Making norms work: Pursuing effective cybersecurity

20 Jun 2019 09:30h - 10:30h

Event report

[Read more session reports and live updates from the EuroDig 2019]

The session looked at ways in which cybersecurity norms could be entrenched into standard behaviour.

Mr Vladimir Radunovic (Cybersecurity and E-diplomacy Programmes Director, DiploFoundation) underlined that existing international law applies to cyberspace and that over 1000 digital policy instruments exist. This leads to the questions of whether new norms and instruments are needed, whether the existing ones have been effective, and whether they should remain voluntary and non-binding. Radunovic also stated that we might need to adopt new norms for evolving digital such as artificial intelligence (AI), but possibly also ones that will reflect the behaviour of state actors in peacetime rather than just during conflict.

Mr Uri Rosenthal (Commissioner, Global Commission on the Stability of Cyberspace (GCSC)) stressed the vital importance of having norms in cyberspace, highlighting the norm on protection of the public core of the Internet. He stated that we should aim for adopting the necessary norms, but also adopting rules and confidence building measures (CBMs). On implementation of norms, Rosenthal stated that effective communication with the wider public is needed. He underlined that we should not give up on the multistakeholder mechanism and that it should not be put in contrast with the multilateral mechanism, but rather these approaches should be brought together.

Ms Marietje Schaake (Commissioner, GCSC) highlighted that norms are the vehicle that stops the sense of lawlessness and unaccountability when it comes to breaches in the digital world. She explained that norms bridge the gap between unaccountability and legally binding principles, which brings to the discussion table actors that are not interested in discussing accountability. However, norms can also be used as a shield from adopting any binding principles. She stated that European stakeholders must come together and articulate principles that should not be disrupted by technology or the governing of technology. Schaake also stated that enforceable minimum standards are necessary for actors to behave well.

Ms Els de Busser (Assistant Professor Cyber Security Governance – Educational Director Executive MA Cyber Security, Leiden University) stated that the engagement between disciplines should be brought into the discussion on norms on a meta level. Busser stressed that what follows is implementing norms in an interdisciplinary way. Busser stated that the EU is a successful regulator because it is made from a small group of states with common values, which means that norms were built from the ground up. She also stated that the technical community should be brought to the table and be involved in the debate on norm building from the ground-up.

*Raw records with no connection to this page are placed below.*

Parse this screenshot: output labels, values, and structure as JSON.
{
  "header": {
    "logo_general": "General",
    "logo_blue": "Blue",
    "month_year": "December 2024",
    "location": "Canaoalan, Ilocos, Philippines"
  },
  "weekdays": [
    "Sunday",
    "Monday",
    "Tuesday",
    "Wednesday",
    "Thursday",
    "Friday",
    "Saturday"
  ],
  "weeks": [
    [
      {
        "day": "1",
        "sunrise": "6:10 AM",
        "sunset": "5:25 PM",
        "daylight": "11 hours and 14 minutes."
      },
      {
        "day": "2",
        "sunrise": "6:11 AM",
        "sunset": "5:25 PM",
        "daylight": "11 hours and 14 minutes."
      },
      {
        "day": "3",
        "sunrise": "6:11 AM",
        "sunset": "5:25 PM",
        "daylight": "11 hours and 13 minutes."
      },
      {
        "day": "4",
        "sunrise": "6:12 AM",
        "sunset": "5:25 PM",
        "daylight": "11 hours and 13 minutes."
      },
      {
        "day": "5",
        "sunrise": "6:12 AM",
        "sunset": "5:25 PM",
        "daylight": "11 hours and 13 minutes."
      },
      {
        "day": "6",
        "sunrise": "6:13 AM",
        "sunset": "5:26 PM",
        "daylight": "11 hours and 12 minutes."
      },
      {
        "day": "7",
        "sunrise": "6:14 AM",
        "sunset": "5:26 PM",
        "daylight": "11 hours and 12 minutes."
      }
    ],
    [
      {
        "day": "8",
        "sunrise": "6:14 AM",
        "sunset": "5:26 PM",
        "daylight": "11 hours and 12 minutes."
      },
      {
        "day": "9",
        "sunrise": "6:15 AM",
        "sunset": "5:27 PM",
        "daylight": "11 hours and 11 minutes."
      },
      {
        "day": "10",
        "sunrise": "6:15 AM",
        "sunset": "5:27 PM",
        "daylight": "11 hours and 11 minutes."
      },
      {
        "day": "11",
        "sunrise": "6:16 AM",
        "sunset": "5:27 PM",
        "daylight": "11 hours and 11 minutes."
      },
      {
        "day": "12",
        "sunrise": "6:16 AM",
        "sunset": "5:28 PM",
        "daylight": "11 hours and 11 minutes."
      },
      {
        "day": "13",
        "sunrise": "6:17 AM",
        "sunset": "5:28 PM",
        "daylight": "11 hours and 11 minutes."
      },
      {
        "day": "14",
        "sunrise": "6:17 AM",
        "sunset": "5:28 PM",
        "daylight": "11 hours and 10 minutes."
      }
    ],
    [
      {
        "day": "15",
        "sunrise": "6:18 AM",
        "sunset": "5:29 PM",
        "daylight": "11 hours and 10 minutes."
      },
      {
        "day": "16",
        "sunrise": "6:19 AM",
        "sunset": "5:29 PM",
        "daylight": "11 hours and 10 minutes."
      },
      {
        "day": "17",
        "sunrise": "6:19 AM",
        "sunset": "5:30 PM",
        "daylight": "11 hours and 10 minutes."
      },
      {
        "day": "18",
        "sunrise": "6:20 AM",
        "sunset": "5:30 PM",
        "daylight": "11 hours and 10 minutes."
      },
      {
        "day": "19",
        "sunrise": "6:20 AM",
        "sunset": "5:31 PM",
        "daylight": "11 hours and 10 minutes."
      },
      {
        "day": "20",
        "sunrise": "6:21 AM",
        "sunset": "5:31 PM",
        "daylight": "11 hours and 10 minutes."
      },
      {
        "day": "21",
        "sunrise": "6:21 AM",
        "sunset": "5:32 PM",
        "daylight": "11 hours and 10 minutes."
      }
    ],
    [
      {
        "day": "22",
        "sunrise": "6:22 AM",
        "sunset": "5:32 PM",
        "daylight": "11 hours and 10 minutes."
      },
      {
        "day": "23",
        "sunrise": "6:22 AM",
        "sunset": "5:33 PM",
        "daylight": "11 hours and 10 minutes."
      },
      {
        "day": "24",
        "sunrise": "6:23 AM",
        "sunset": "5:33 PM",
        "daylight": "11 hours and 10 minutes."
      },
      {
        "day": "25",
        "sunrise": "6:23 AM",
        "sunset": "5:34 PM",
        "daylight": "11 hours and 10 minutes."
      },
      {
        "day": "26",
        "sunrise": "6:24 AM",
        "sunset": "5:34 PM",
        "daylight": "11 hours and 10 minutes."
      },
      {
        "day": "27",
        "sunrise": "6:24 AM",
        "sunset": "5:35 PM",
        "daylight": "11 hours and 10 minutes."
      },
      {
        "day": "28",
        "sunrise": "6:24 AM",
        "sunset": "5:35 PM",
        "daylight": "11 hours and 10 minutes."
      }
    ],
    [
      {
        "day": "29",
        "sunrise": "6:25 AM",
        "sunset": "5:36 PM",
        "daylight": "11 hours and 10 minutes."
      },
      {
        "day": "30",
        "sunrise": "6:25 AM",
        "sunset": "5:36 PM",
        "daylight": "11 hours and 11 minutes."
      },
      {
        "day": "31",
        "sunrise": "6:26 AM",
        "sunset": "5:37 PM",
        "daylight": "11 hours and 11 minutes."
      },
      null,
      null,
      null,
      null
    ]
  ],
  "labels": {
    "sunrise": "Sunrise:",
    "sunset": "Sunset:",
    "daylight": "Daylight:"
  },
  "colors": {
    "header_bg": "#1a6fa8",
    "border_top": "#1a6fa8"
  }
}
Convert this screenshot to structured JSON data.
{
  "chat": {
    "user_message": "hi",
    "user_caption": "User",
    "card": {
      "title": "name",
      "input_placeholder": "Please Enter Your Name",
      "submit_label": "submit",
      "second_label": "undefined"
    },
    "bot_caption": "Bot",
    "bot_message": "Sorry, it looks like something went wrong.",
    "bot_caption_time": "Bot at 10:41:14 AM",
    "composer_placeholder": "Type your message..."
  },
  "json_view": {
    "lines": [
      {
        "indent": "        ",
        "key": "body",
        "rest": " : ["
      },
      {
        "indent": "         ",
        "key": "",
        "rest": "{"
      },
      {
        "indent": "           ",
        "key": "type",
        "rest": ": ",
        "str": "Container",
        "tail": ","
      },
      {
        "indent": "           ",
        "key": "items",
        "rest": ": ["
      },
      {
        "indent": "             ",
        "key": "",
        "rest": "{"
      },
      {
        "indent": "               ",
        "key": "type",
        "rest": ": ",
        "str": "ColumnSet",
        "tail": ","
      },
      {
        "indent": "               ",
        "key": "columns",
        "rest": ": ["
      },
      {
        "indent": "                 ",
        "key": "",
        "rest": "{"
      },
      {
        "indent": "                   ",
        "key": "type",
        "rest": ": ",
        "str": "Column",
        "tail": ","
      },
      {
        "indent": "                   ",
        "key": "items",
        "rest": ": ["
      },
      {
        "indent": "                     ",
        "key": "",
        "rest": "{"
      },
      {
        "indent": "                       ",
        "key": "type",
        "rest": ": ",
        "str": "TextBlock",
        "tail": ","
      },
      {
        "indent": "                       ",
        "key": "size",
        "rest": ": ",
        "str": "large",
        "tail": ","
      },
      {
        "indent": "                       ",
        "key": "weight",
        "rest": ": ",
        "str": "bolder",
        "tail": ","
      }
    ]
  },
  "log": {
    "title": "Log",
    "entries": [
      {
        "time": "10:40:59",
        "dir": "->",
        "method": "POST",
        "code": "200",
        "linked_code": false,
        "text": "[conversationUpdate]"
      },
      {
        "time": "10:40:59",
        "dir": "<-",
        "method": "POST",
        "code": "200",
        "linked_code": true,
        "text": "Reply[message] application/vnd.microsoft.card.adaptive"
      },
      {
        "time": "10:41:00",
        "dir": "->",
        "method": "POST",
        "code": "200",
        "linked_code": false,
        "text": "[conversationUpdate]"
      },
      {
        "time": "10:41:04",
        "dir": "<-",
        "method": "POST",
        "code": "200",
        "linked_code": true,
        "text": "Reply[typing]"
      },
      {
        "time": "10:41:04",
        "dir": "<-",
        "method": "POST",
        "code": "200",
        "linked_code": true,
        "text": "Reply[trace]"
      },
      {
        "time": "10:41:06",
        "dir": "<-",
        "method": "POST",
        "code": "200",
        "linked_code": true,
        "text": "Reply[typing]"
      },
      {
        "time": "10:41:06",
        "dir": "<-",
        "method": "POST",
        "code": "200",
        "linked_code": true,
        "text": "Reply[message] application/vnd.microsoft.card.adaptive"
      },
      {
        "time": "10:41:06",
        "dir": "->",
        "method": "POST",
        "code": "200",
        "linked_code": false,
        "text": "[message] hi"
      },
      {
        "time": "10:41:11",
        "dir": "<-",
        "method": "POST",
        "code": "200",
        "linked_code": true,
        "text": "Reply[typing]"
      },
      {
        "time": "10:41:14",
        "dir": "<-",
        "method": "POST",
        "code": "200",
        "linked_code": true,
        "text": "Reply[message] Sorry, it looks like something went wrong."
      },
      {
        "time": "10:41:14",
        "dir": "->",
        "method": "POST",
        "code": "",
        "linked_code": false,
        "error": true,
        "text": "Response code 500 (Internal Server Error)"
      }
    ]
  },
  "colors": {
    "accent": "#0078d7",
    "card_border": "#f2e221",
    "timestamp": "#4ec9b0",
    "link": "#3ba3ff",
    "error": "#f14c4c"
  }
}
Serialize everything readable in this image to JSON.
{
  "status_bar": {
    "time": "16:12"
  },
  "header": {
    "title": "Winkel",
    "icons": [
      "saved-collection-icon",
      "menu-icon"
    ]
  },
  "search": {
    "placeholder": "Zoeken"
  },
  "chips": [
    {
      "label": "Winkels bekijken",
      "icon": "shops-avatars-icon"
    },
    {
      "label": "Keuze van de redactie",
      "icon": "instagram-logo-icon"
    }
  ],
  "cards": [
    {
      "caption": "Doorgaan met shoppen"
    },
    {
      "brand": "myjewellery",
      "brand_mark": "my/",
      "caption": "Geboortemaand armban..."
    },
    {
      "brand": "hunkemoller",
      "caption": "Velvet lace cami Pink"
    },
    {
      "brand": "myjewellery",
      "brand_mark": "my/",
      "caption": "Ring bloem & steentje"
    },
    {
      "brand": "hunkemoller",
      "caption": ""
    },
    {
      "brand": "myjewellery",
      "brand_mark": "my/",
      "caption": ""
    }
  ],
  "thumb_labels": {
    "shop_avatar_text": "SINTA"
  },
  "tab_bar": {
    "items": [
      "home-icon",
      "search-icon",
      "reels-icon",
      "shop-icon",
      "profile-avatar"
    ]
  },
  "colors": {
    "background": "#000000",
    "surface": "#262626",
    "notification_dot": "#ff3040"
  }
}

Mr Thomas Grob (Senior Expert Regulatory Strategy, Deutsche Telekom AG) agreed that an interdisciplinary approach to cyber norms is needed. He underlined that there is just one Internet and this is why global solutions are needed. He suggested that regional solutions build on a consensus that can be scaled up to the global level. In his view, non-binding mechanisms are not effective enough and a multilaterally agreed-upon cybersecurity convention will have to be adopted. Responsibilities of actors in cyberspace need to be defined clearly and enforcement and penalties need to be harmonised.


By Andrijana Gavrilović